Thursday, October 11, 2012


I am the broad-necked
buffalo, the worm that
ate the fish.  I am an
untied ribbon, a cold bowl
made of porcelain.  I am
mails cut like half moons,
the concavity of the tongue,
a once and present star
in a constellation with no name.

Wednesday, October 3, 2012

Night in Chicago, May 2012

It is May in Chicago,
and we sleep with the
windows open.

I am on the east side
of the house; so, the
winds pull off Lake Michigan
and paint my
uncovered body blue.

I am cold, but if I
wear this heavy quilt,
I will surely burn.

Instead, I will lie still.

I will quit believing I
have a choice.  I will understand
that the wind is not a wind at all.

It is the world.
Chicago has packs of coyotes
that prowl the streets at night.

Cameras have caught them
on Jefferson, Ashland, and Kimball

loping through empty alleys,
looking for rats and discarded meat.

Researchers say that they are not
clustered in one part of the city,

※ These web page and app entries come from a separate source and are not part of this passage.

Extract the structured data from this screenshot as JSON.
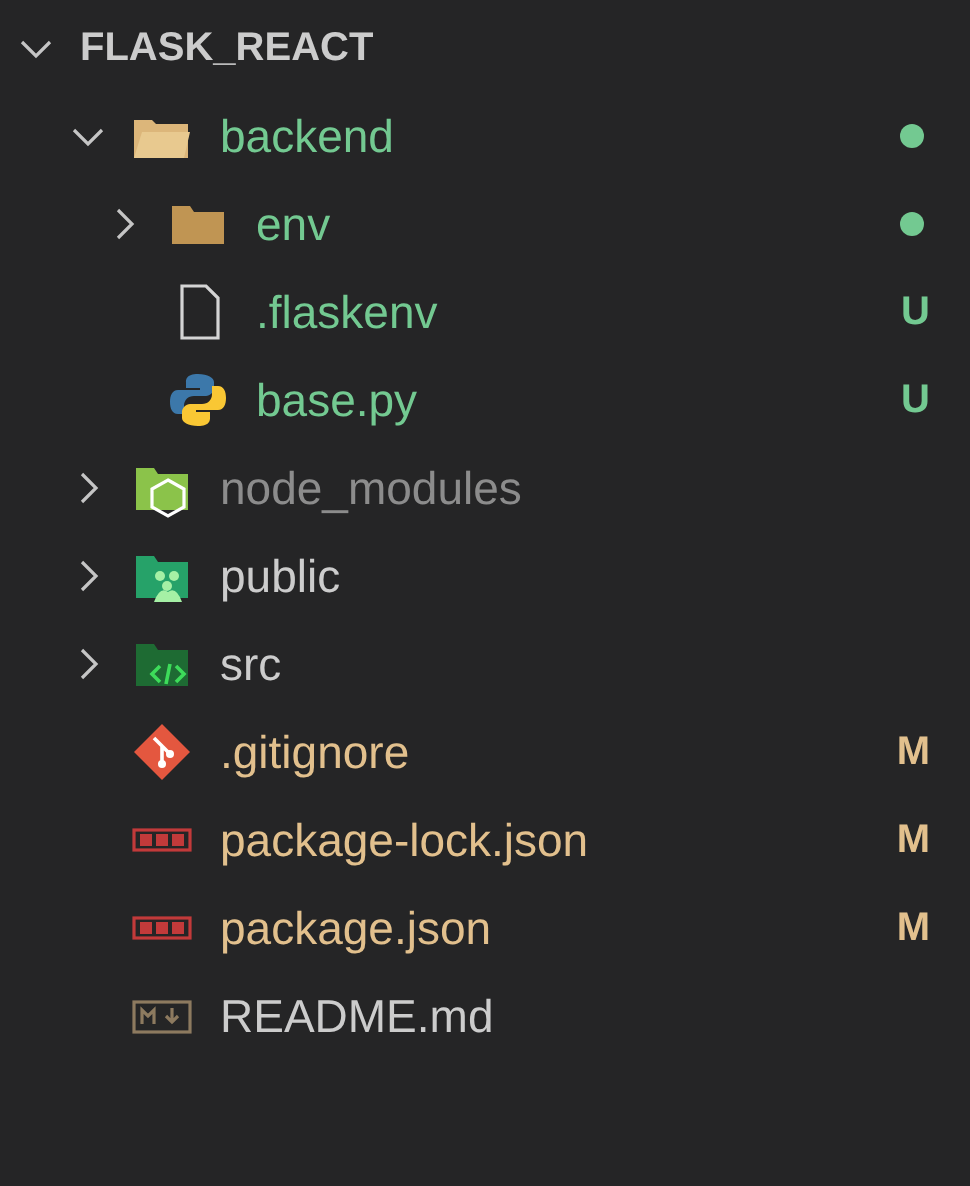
{
  "root": {
    "name": "FLASK_REACT",
    "expanded": true,
    "children": [
      {
        "name": "backend",
        "kind": "folder",
        "expanded": true,
        "color": "#73c991",
        "dot": true,
        "children": [
          {
            "name": "env",
            "kind": "folder",
            "expanded": false,
            "color": "#73c991",
            "dot": true
          },
          {
            "name": ".flaskenv",
            "kind": "file",
            "color": "#73c991",
            "badge": "U"
          },
          {
            "name": "base.py",
            "kind": "python",
            "color": "#73c991",
            "badge": "U"
          }
        ]
      },
      {
        "name": "node_modules",
        "kind": "node",
        "expanded": false,
        "color": "#8c8c8c",
        "dot": false
      },
      {
        "name": "public",
        "kind": "people",
        "expanded": false,
        "color": "#cccccc",
        "dot": false
      },
      {
        "name": "src",
        "kind": "code",
        "expanded": false,
        "color": "#cccccc",
        "dot": false
      },
      {
        "name": ".gitignore",
        "kind": "git",
        "color": "#e2c08d",
        "badge": "M"
      },
      {
        "name": "package-lock.json",
        "kind": "npm",
        "color": "#e2c08d",
        "badge": "M"
      },
      {
        "name": "package.json",
        "kind": "npm",
        "color": "#e2c08d",
        "badge": "M"
      },
      {
        "name": "README.md",
        "kind": "markdown",
        "color": "#cccccc"
      }
    ]
  }
}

they are as evenly distributed as
deep dish pizza or frozen yogurt.

But most have seen them
along the shoreline, near the waves.

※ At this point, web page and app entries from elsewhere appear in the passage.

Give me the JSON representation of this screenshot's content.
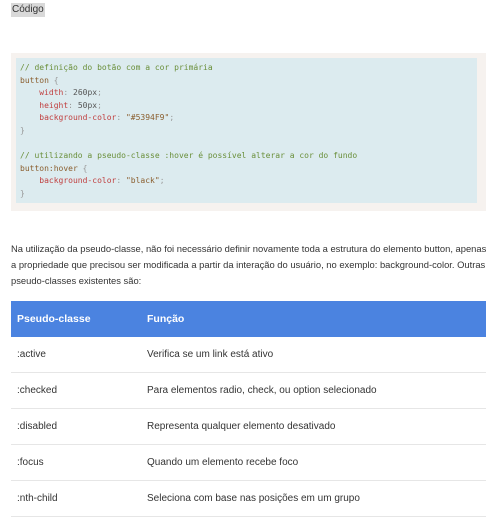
{
  "heading": "Código",
  "code": {
    "line1_comment": "// definição do botão com a cor primária",
    "line2_selector": "button",
    "line2_brace": " {",
    "line3_prop": "width",
    "line3_value": "260px",
    "line4_prop": "height",
    "line4_value": "50px",
    "line5_prop": "background-color",
    "line5_value": "\"#5394F9\"",
    "line6_close": "}",
    "line8_comment": "// utilizando a pseudo-classe :hover é possível alterar a cor do fundo",
    "line9_selector": "button:hover",
    "line9_brace": " {",
    "line10_prop": "background-color",
    "line10_value": "\"black\"",
    "line11_close": "}"
  },
  "paragraph": "Na utilização da pseudo-classe, não foi necessário definir novamente toda a estrutura do elemento button, apenas a propriedade que precisou ser modificada a partir da interação do usuário, no exemplo: background-color. Outras pseudo-classes existentes são:",
  "table": {
    "headers": [
      "Pseudo-classe",
      "Função"
    ],
    "rows": [
      [
        ":active",
        "Verifica se um link está ativo"
      ],
      [
        ":checked",
        "Para elementos radio, check, ou option selecionado"
      ],
      [
        ":disabled",
        "Representa qualquer elemento desativado"
      ],
      [
        ":focus",
        "Quando um elemento recebe foco"
      ],
      [
        ":nth-child",
        "Seleciona com base nas posições em um grupo"
      ]
    ]
  },
  "colors": {
    "table_header_bg": "#4b83e0",
    "code_bg": "#dcebef",
    "code_outer_bg": "#f6f2ef"
  }
}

I believe that coyotes pass on memories
like eye color or markings.

I can imagine what Chicago must
look like to them, the soft ground

a white concrete, the planetarium
some motionless animal in the dark.

The soft-skinned monsters in lycra,
running a hundred miles from the shore.

United 374

I always write a poem
when we are taking off,
when the flight attendants
are gossiping in the back,
when the pilots are
doing their penultimate job
of the day.

I always write a poem
when we are taking off,

so if this is the last flight
I ever take, I will
enter death in a kind of birth.